Give all of the data below again exactly, and drop the images.

#### Provided material ####

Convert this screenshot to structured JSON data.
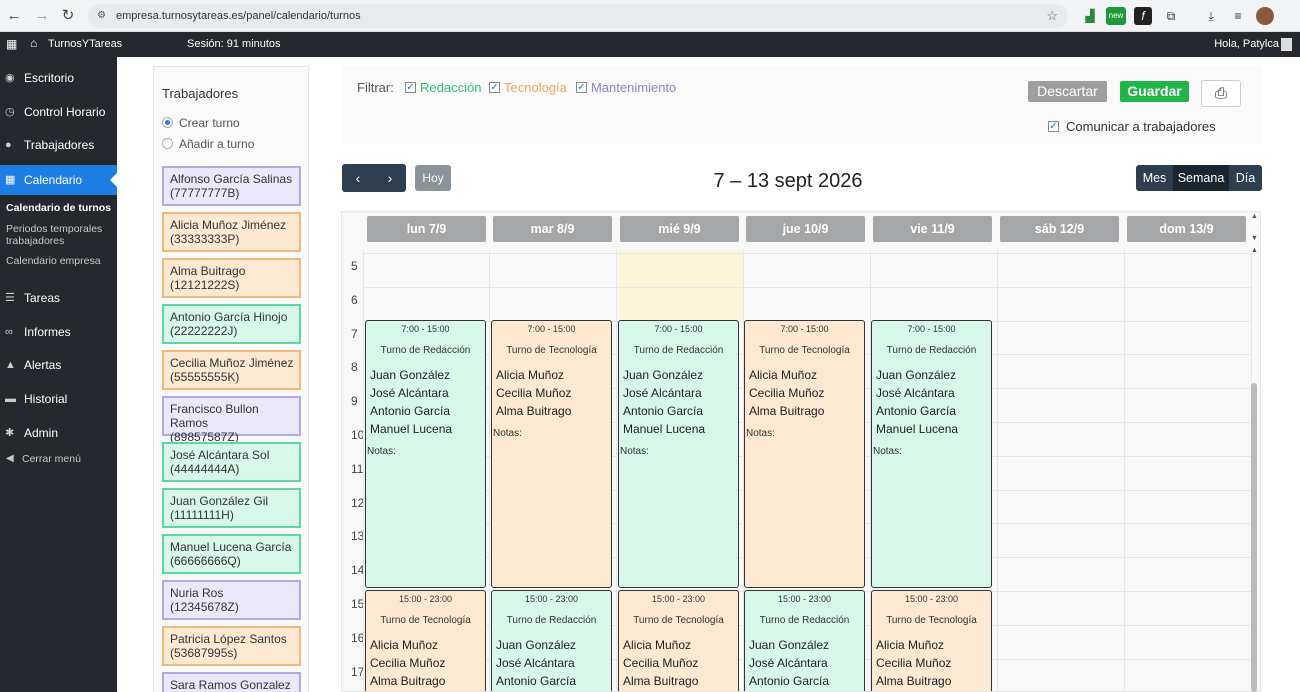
{
  "browser": {
    "url": "empresa.turnosytareas.es/panel/calendario/turnos",
    "extensions": [
      "chart-ext-icon",
      "new-badge-icon",
      "formula-ext-icon",
      "puzzle-icon",
      "download-icon",
      "playlist-icon",
      "profile-avatar"
    ],
    "new_badge": "new"
  },
  "topbar": {
    "brand": "TurnosYTareas",
    "session": "Sesión: 91 minutos",
    "greeting": "Hola, Patylca"
  },
  "sidebar": {
    "items": [
      {
        "label": "Escritorio",
        "icon": "dashboard-icon"
      },
      {
        "label": "Control Horario",
        "icon": "clock-icon"
      },
      {
        "label": "Trabajadores",
        "icon": "user-icon"
      },
      {
        "label": "Calendario",
        "icon": "calendar-icon",
        "active": true
      },
      {
        "label": "Tareas",
        "icon": "tasks-icon"
      },
      {
        "label": "Informes",
        "icon": "link-icon"
      },
      {
        "label": "Alertas",
        "icon": "bell-icon"
      },
      {
        "label": "Historial",
        "icon": "folder-icon"
      },
      {
        "label": "Admin",
        "icon": "gear-icon"
      }
    ],
    "subitems": [
      "Calendario de turnos",
      "Periodos temporales trabajadores",
      "Calendario empresa"
    ],
    "close_menu": "Cerrar menú"
  },
  "workers_panel": {
    "title": "Trabajadores",
    "mode_options": [
      "Crear turno",
      "Añadir a turno"
    ],
    "selected_mode": "Crear turno",
    "workers": [
      {
        "name": "Alfonso García Salinas",
        "id": "(77777777B)",
        "type": "man"
      },
      {
        "name": "Alicia Muñoz Jiménez",
        "id": "(33333333P)",
        "type": "tec"
      },
      {
        "name": "Alma Buitrago",
        "id": "(12121222S)",
        "type": "tec"
      },
      {
        "name": "Antonio García Hinojo",
        "id": "(22222222J)",
        "type": "red"
      },
      {
        "name": "Cecilia Muñoz Jiménez",
        "id": "(55555555K)",
        "type": "tec"
      },
      {
        "name": "Francisco Bullon Ramos",
        "id": "(89857587Z)",
        "type": "man"
      },
      {
        "name": "José Alcántara Sol",
        "id": "(44444444A)",
        "type": "red"
      },
      {
        "name": "Juan González Gil",
        "id": "(11111111H)",
        "type": "red"
      },
      {
        "name": "Manuel Lucena García",
        "id": "(66666666Q)",
        "type": "red"
      },
      {
        "name": "Nuria Ros",
        "id": "(12345678Z)",
        "type": "man"
      },
      {
        "name": "Patricia López Santos",
        "id": "(53687995s)",
        "type": "tec"
      },
      {
        "name": "Sara Ramos Gonzalez",
        "id": "",
        "type": "man"
      }
    ]
  },
  "filters": {
    "label": "Filtrar:",
    "options": [
      {
        "label": "Redacción",
        "color": "#2fbf7a",
        "checked": true
      },
      {
        "label": "Tecnología",
        "color": "#e8a85a",
        "checked": true
      },
      {
        "label": "Mantenimiento",
        "color": "#8a86c4",
        "checked": true
      }
    ],
    "check_glyph": "✓"
  },
  "actions": {
    "discard": "Descartar",
    "save": "Guardar",
    "print_icon": "printer-icon",
    "communicate": "Comunicar a trabajadores",
    "communicate_checked": true
  },
  "calendar": {
    "prev": "‹",
    "next": "›",
    "today": "Hoy",
    "period": "7 – 13 sept 2026",
    "views": [
      "Mes",
      "Semana",
      "Día"
    ],
    "active_view": "Semana",
    "days": [
      "lun 7/9",
      "mar 8/9",
      "mié 9/9",
      "jue 10/9",
      "vie 11/9",
      "sáb 12/9",
      "dom 13/9"
    ],
    "hours": [
      "5",
      "6",
      "7",
      "8",
      "9",
      "10",
      "11",
      "12",
      "13",
      "14",
      "15",
      "16",
      "17"
    ],
    "shifts": [
      {
        "day": 0,
        "slot": "morning",
        "time": "7:00 - 15:00",
        "name": "Turno de Redacción",
        "type": "red",
        "workers": [
          "Juan González",
          "José Alcántara",
          "Antonio García",
          "Manuel Lucena"
        ],
        "notes": "Notas:"
      },
      {
        "day": 1,
        "slot": "morning",
        "time": "7:00 - 15:00",
        "name": "Turno de Tecnología",
        "type": "tec",
        "workers": [
          "Alicia Muñoz",
          "Cecilia Muñoz",
          "Alma Buitrago"
        ],
        "notes": "Notas:"
      },
      {
        "day": 2,
        "slot": "morning",
        "time": "7:00 - 15:00",
        "name": "Turno de Redacción",
        "type": "red",
        "workers": [
          "Juan González",
          "José Alcántara",
          "Antonio García",
          "Manuel Lucena"
        ],
        "notes": "Notas:"
      },
      {
        "day": 3,
        "slot": "morning",
        "time": "7:00 - 15:00",
        "name": "Turno de Tecnología",
        "type": "tec",
        "workers": [
          "Alicia Muñoz",
          "Cecilia Muñoz",
          "Alma Buitrago"
        ],
        "notes": "Notas:"
      },
      {
        "day": 4,
        "slot": "morning",
        "time": "7:00 - 15:00",
        "name": "Turno de Redacción",
        "type": "red",
        "workers": [
          "Juan González",
          "José Alcántara",
          "Antonio García",
          "Manuel Lucena"
        ],
        "notes": "Notas:"
      },
      {
        "day": 0,
        "slot": "afternoon",
        "time": "15:00 - 23:00",
        "name": "Turno de Tecnología",
        "type": "tec",
        "workers": [
          "Alicia Muñoz",
          "Cecilia Muñoz",
          "Alma Buitrago"
        ],
        "notes": ""
      },
      {
        "day": 1,
        "slot": "afternoon",
        "time": "15:00 - 23:00",
        "name": "Turno de Redacción",
        "type": "red",
        "workers": [
          "Juan González",
          "José Alcántara",
          "Antonio García"
        ],
        "notes": ""
      },
      {
        "day": 2,
        "slot": "afternoon",
        "time": "15:00 - 23:00",
        "name": "Turno de Tecnología",
        "type": "tec",
        "workers": [
          "Alicia Muñoz",
          "Cecilia Muñoz",
          "Alma Buitrago"
        ],
        "notes": ""
      },
      {
        "day": 3,
        "slot": "afternoon",
        "time": "15:00 - 23:00",
        "name": "Turno de Redacción",
        "type": "red",
        "workers": [
          "Juan González",
          "José Alcántara",
          "Antonio García"
        ],
        "notes": ""
      },
      {
        "day": 4,
        "slot": "afternoon",
        "time": "15:00 - 23:00",
        "name": "Turno de Tecnología",
        "type": "tec",
        "workers": [
          "Alicia Muñoz",
          "Cecilia Muñoz",
          "Alma Buitrago"
        ],
        "notes": ""
      }
    ]
  }
}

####

Written reply:
Convert this screenshot to structured JSON data.
{
  "browser": {
    "url": "empresa.turnosytareas.es/panel/calendario/turnos",
    "extensions": [
      "chart-ext-icon",
      "new-badge-icon",
      "formula-ext-icon",
      "puzzle-icon",
      "download-icon",
      "playlist-icon",
      "profile-avatar"
    ],
    "new_badge": "new"
  },
  "topbar": {
    "brand": "TurnosYTareas",
    "session": "Sesión: 91 minutos",
    "greeting": "Hola, Patylca"
  },
  "sidebar": {
    "items": [
      {
        "label": "Escritorio",
        "icon": "dashboard-icon"
      },
      {
        "label": "Control Horario",
        "icon": "clock-icon"
      },
      {
        "label": "Trabajadores",
        "icon": "user-icon"
      },
      {
        "label": "Calendario",
        "icon": "calendar-icon",
        "active": true
      },
      {
        "label": "Tareas",
        "icon": "tasks-icon"
      },
      {
        "label": "Informes",
        "icon": "link-icon"
      },
      {
        "label": "Alertas",
        "icon": "bell-icon"
      },
      {
        "label": "Historial",
        "icon": "folder-icon"
      },
      {
        "label": "Admin",
        "icon": "gear-icon"
      }
    ],
    "subitems": [
      "Calendario de turnos",
      "Periodos temporales trabajadores",
      "Calendario empresa"
    ],
    "close_menu": "Cerrar menú"
  },
  "workers_panel": {
    "title": "Trabajadores",
    "mode_options": [
      "Crear turno",
      "Añadir a turno"
    ],
    "selected_mode": "Crear turno",
    "workers": [
      {
        "name": "Alfonso García Salinas",
        "id": "(77777777B)",
        "type": "man"
      },
      {
        "name": "Alicia Muñoz Jiménez",
        "id": "(33333333P)",
        "type": "tec"
      },
      {
        "name": "Alma Buitrago",
        "id": "(12121222S)",
        "type": "tec"
      },
      {
        "name": "Antonio García Hinojo",
        "id": "(22222222J)",
        "type": "red"
      },
      {
        "name": "Cecilia Muñoz Jiménez",
        "id": "(55555555K)",
        "type": "tec"
      },
      {
        "name": "Francisco Bullon Ramos",
        "id": "(89857587Z)",
        "type": "man"
      },
      {
        "name": "José Alcántara Sol",
        "id": "(44444444A)",
        "type": "red"
      },
      {
        "name": "Juan González Gil",
        "id": "(11111111H)",
        "type": "red"
      },
      {
        "name": "Manuel Lucena García",
        "id": "(66666666Q)",
        "type": "red"
      },
      {
        "name": "Nuria Ros",
        "id": "(12345678Z)",
        "type": "man"
      },
      {
        "name": "Patricia López Santos",
        "id": "(53687995s)",
        "type": "tec"
      },
      {
        "name": "Sara Ramos Gonzalez",
        "id": "",
        "type": "man"
      }
    ]
  },
  "filters": {
    "label": "Filtrar:",
    "options": [
      {
        "label": "Redacción",
        "color": "#2fbf7a",
        "checked": true
      },
      {
        "label": "Tecnología",
        "color": "#e8a85a",
        "checked": true
      },
      {
        "label": "Mantenimiento",
        "color": "#8a86c4",
        "checked": true
      }
    ],
    "check_glyph": "✓"
  },
  "actions": {
    "discard": "Descartar",
    "save": "Guardar",
    "print_icon": "printer-icon",
    "communicate": "Comunicar a trabajadores",
    "communicate_checked": true
  },
  "calendar": {
    "prev": "‹",
    "next": "›",
    "today": "Hoy",
    "period": "7 – 13 sept 2026",
    "views": [
      "Mes",
      "Semana",
      "Día"
    ],
    "active_view": "Semana",
    "days": [
      "lun 7/9",
      "mar 8/9",
      "mié 9/9",
      "jue 10/9",
      "vie 11/9",
      "sáb 12/9",
      "dom 13/9"
    ],
    "hours": [
      "5",
      "6",
      "7",
      "8",
      "9",
      "10",
      "11",
      "12",
      "13",
      "14",
      "15",
      "16",
      "17"
    ],
    "shifts": [
      {
        "day": 0,
        "slot": "morning",
        "time": "7:00 - 15:00",
        "name": "Turno de Redacción",
        "type": "red",
        "workers": [
          "Juan González",
          "José Alcántara",
          "Antonio García",
          "Manuel Lucena"
        ],
        "notes": "Notas:"
      },
      {
        "day": 1,
        "slot": "morning",
        "time": "7:00 - 15:00",
        "name": "Turno de Tecnología",
        "type": "tec",
        "workers": [
          "Alicia Muñoz",
          "Cecilia Muñoz",
          "Alma Buitrago"
        ],
        "notes": "Notas:"
      },
      {
        "day": 2,
        "slot": "morning",
        "time": "7:00 - 15:00",
        "name": "Turno de Redacción",
        "type": "red",
        "workers": [
          "Juan González",
          "José Alcántara",
          "Antonio García",
          "Manuel Lucena"
        ],
        "notes": "Notas:"
      },
      {
        "day": 3,
        "slot": "morning",
        "time": "7:00 - 15:00",
        "name": "Turno de Tecnología",
        "type": "tec",
        "workers": [
          "Alicia Muñoz",
          "Cecilia Muñoz",
          "Alma Buitrago"
        ],
        "notes": "Notas:"
      },
      {
        "day": 4,
        "slot": "morning",
        "time": "7:00 - 15:00",
        "name": "Turno de Redacción",
        "type": "red",
        "workers": [
          "Juan González",
          "José Alcántara",
          "Antonio García",
          "Manuel Lucena"
        ],
        "notes": "Notas:"
      },
      {
        "day": 0,
        "slot": "afternoon",
        "time": "15:00 - 23:00",
        "name": "Turno de Tecnología",
        "type": "tec",
        "workers": [
          "Alicia Muñoz",
          "Cecilia Muñoz",
          "Alma Buitrago"
        ],
        "notes": ""
      },
      {
        "day": 1,
        "slot": "afternoon",
        "time": "15:00 - 23:00",
        "name": "Turno de Redacción",
        "type": "red",
        "workers": [
          "Juan González",
          "José Alcántara",
          "Antonio García"
        ],
        "notes": ""
      },
      {
        "day": 2,
        "slot": "afternoon",
        "time": "15:00 - 23:00",
        "name": "Turno de Tecnología",
        "type": "tec",
        "workers": [
          "Alicia Muñoz",
          "Cecilia Muñoz",
          "Alma Buitrago"
        ],
        "notes": ""
      },
      {
        "day": 3,
        "slot": "afternoon",
        "time": "15:00 - 23:00",
        "name": "Turno de Redacción",
        "type": "red",
        "workers": [
          "Juan González",
          "José Alcántara",
          "Antonio García"
        ],
        "notes": ""
      },
      {
        "day": 4,
        "slot": "afternoon",
        "time": "15:00 - 23:00",
        "name": "Turno de Tecnología",
        "type": "tec",
        "workers": [
          "Alicia Muñoz",
          "Cecilia Muñoz",
          "Alma Buitrago"
        ],
        "notes": ""
      }
    ]
  }
}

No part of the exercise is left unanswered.